▶ [Records]
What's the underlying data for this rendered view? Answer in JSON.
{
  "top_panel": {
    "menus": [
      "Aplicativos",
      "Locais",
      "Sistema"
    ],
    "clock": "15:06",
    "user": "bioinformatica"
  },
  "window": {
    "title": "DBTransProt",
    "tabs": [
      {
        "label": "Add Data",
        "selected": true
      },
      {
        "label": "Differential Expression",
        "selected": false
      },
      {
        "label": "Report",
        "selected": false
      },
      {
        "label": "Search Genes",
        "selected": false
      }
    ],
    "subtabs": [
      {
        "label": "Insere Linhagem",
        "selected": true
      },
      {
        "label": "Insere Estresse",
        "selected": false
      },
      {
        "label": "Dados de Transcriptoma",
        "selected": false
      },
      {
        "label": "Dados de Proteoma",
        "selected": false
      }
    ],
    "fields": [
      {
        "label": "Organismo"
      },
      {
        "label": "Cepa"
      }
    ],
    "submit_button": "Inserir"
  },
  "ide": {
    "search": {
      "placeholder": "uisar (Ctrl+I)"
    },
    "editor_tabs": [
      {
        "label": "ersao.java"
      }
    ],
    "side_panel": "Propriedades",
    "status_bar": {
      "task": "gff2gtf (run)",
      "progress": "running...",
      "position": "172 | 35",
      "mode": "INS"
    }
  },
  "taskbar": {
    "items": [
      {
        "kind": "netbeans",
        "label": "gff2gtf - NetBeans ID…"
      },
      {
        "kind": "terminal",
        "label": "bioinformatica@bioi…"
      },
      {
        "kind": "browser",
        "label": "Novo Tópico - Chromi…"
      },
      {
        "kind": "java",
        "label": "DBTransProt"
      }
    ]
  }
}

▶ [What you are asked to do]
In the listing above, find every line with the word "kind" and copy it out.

▶ [Solution]
        "kind": "netbeans",
        "kind": "terminal",
        "kind": "browser",
        "kind": "java",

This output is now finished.